It is, therefore, puzzling why the court decided in this manner, but the puzzle doesn’t seem hard to decipher. I leave it to the readers to reach their conclusions.
But I would mention one thing without potentially crossing the line of appropriateness. The court was aware of the political motivations underlying the complaint and the consequences of a two-year sentence. It cannot bypass scrutiny and suspicion of influence/commitment to the incumbent executive by using the ‘independent actor operating under the law’ argument. Deciding the quantum of Gandhi’s sentence was the court’s prerogative, and it chose a path that unseated a popularly elected legislator, who is one of the foremost political opponents of the Prime Minister, right before the general elections, for an offence that has been held as undemocratic in several parts of the world. In such a scenario, it becomes hard to distinguish which body is the executive and which is the independent judiciary.
Professors Huq and Ginsburg discuss in How to Lose a Constitutional Democracy how the Russian government inappropriately uses the Administrative Code to target opposition activists. Many have been arrested for petty offenses like ‘crossing the road in an authorized place’ and ‘drunkenness’. A similar example could be found in Turkey.
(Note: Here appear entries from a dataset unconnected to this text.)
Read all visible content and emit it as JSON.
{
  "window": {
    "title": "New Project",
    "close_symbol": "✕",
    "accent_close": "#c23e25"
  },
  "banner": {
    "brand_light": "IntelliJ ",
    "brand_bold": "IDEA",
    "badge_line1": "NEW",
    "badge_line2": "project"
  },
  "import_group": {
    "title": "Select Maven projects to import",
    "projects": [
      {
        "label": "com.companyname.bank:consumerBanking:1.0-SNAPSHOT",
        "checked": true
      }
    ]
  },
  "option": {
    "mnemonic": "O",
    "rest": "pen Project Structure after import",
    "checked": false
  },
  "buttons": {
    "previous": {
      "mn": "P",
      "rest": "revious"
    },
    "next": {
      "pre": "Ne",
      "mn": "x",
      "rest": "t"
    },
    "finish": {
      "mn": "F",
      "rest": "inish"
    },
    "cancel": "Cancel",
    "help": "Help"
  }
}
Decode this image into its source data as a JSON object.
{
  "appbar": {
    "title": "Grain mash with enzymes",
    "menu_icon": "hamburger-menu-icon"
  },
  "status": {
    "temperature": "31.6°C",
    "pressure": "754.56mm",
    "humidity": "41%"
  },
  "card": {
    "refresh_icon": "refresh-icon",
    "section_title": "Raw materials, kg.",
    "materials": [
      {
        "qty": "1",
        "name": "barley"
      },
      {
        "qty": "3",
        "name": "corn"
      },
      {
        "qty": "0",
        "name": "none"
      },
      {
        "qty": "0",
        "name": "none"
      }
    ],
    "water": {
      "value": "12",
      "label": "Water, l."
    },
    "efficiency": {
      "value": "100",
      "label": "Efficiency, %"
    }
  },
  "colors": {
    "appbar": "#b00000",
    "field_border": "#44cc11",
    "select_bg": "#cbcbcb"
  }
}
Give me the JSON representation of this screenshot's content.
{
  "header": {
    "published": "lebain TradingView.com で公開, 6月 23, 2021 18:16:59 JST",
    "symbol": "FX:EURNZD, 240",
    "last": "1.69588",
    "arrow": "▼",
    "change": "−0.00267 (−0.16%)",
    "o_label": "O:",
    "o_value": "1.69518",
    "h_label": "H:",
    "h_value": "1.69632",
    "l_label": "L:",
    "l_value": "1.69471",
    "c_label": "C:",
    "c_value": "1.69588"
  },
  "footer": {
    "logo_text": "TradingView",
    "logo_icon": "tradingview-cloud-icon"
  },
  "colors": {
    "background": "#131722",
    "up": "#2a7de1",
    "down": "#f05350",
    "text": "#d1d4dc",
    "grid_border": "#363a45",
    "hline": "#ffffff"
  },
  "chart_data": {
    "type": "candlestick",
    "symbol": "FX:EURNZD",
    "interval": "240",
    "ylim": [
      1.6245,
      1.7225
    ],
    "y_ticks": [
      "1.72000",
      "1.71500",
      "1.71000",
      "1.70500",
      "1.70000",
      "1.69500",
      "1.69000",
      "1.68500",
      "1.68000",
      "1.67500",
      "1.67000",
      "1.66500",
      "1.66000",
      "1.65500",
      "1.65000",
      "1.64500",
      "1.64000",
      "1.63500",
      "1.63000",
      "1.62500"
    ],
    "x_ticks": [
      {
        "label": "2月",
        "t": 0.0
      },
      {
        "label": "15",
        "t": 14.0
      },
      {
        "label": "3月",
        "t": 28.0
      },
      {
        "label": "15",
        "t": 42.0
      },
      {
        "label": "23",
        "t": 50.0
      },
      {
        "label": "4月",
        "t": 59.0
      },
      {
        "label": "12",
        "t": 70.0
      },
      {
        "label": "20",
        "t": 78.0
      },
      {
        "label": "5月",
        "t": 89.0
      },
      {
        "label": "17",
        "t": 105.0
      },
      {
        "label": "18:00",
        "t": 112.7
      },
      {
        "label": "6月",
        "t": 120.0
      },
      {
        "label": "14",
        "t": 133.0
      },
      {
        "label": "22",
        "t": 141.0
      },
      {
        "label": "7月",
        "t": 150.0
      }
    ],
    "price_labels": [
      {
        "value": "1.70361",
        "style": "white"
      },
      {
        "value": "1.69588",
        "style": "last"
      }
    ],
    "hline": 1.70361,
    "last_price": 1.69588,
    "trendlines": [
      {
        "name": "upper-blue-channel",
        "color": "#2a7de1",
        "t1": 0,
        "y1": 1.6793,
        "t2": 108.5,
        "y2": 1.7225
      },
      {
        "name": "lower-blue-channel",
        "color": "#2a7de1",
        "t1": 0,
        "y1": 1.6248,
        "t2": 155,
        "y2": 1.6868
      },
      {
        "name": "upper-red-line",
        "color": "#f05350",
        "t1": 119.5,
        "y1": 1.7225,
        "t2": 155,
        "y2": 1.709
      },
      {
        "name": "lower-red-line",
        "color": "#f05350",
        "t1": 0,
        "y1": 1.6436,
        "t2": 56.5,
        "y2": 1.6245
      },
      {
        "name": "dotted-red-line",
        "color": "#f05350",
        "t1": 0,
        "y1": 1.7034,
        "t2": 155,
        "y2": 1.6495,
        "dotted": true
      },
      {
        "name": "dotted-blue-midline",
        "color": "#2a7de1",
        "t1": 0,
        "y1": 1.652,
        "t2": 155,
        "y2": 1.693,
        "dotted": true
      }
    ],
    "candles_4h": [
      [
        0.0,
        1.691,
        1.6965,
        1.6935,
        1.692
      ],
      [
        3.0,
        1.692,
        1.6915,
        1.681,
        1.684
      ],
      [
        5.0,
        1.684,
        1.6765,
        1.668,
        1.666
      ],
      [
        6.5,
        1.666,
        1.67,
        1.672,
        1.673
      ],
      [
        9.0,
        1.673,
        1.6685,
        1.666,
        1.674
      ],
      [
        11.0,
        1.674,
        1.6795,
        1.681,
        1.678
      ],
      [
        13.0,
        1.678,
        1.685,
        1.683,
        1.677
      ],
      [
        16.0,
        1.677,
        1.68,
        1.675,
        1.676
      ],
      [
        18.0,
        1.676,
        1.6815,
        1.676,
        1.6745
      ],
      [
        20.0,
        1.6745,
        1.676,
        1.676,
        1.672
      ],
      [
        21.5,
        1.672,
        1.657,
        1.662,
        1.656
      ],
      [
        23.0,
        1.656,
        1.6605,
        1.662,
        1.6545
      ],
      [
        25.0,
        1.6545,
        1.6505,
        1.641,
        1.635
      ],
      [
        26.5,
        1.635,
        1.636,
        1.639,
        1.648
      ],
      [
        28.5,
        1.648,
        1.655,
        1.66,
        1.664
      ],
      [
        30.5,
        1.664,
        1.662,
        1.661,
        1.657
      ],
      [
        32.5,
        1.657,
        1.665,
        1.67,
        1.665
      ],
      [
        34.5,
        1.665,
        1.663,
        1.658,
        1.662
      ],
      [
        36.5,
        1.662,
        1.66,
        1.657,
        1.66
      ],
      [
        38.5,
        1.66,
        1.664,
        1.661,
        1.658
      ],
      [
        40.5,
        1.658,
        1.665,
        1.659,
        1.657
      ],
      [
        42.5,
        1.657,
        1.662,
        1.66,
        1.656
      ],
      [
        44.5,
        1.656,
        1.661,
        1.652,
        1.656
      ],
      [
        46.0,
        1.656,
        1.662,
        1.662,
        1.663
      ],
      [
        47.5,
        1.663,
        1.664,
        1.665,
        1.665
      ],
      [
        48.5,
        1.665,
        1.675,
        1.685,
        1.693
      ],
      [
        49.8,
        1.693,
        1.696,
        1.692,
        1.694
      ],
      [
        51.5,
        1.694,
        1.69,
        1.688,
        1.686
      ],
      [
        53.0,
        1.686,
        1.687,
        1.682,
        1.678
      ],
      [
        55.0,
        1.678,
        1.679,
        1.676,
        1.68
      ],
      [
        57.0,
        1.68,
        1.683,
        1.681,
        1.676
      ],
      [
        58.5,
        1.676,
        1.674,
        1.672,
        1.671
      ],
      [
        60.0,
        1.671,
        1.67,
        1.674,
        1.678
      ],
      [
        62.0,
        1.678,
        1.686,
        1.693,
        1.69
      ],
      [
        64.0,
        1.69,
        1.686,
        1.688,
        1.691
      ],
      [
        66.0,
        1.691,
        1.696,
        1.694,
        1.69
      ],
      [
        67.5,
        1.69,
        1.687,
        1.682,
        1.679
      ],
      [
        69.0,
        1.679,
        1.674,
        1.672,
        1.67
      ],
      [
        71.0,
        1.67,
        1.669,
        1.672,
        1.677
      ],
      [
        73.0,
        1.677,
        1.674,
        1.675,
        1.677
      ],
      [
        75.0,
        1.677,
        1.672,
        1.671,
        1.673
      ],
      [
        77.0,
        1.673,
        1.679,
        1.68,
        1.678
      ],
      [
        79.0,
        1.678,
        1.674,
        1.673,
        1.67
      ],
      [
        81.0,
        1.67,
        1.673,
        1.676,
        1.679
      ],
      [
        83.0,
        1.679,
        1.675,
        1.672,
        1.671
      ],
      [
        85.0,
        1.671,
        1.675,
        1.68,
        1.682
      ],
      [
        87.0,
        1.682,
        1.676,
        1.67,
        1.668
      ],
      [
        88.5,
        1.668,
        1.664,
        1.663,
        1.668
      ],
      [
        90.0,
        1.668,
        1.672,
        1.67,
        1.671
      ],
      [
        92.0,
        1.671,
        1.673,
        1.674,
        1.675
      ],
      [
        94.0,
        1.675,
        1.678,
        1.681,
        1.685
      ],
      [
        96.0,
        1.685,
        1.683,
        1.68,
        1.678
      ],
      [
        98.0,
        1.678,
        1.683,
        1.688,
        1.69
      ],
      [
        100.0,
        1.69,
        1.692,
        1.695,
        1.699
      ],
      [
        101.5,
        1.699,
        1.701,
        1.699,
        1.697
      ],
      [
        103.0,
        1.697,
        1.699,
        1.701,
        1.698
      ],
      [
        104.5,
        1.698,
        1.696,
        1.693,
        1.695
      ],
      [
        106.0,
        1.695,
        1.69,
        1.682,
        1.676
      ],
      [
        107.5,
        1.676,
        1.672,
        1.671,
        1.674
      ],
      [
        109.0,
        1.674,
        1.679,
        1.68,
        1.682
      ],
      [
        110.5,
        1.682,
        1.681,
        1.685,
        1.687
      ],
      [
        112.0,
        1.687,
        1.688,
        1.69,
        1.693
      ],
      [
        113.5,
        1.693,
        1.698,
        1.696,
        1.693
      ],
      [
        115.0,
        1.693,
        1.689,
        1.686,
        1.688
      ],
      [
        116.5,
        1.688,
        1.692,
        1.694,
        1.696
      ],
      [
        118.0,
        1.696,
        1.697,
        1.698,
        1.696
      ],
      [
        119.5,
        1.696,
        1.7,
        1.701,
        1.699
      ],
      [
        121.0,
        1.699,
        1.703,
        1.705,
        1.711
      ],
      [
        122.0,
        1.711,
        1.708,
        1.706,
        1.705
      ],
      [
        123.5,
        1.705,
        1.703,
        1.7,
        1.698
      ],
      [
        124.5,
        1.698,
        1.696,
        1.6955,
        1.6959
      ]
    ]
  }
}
In December last year, a Turkish court sentenced Istanbul’s mayor, a prominent opposition to Erdogan, to more than two years of imprisonment for the offence of criminal defamation. (An earlier blog on the political nature of this decision can be found here).
Despite the constant rhetoric by Prime Minister Modi that India is the ‘mother of democracy’, one cannot miss the parallels between India and autocracies like Russia and Turkey. Every next day, India becomes less of a democracy. If court decisions cause inappropriate disbalance in electoral competition, the possibility of the transition of power through a free and fair election is lost. India, then, fails to be classified as a democracy even under its minimalist conception.
The magistrate court’s decision is not an outlier in this regard. On March 31, the Gujarat High Court upheld an appeal against an order of the Chief Information Commission that asked Gujarat University to disclose the educational degree of Prime Minister Modi. Since 2014, many opposition leaders have questioned the Prime Minister’s contention that he has degrees in political science, as stated in the affidavit that he filed during the electoral process. The High Court order not only avoided any legal trouble that the Prime Minister would have faced if his claim had turned out to be false, but it also fined the incumbent Chief Minister of Delhi for seeking the disclosure in the first place.
Such court decisions and executive actions discussed in the introduction pose an existential threat to the survival of a healthy opposition in India. No independent commentator can say with certainty if these actions of the Modi government result from its authoritarian attitude or out of paranoia. What we can observe, though, is the new low that India’s democracy has reached with such developments. Many more threats seem imminent as Modi strives for his third consecutive term as the Prime Minister. It can only be hoped that the appellate courts take cognizance of the matter and ensure a level playing field for free and fair elections in 2024.
Jain, Anmol: Rahul Gandhi’s Disqualification and the Future of Political Opposition in India, VerfBlog, 2023/4/04, https://verfassungsblog.de/rahul-gandhis-disqualification-and-the-future-of-political-opposition-in-india/, DOI: 10.17176/20230404-032653-0.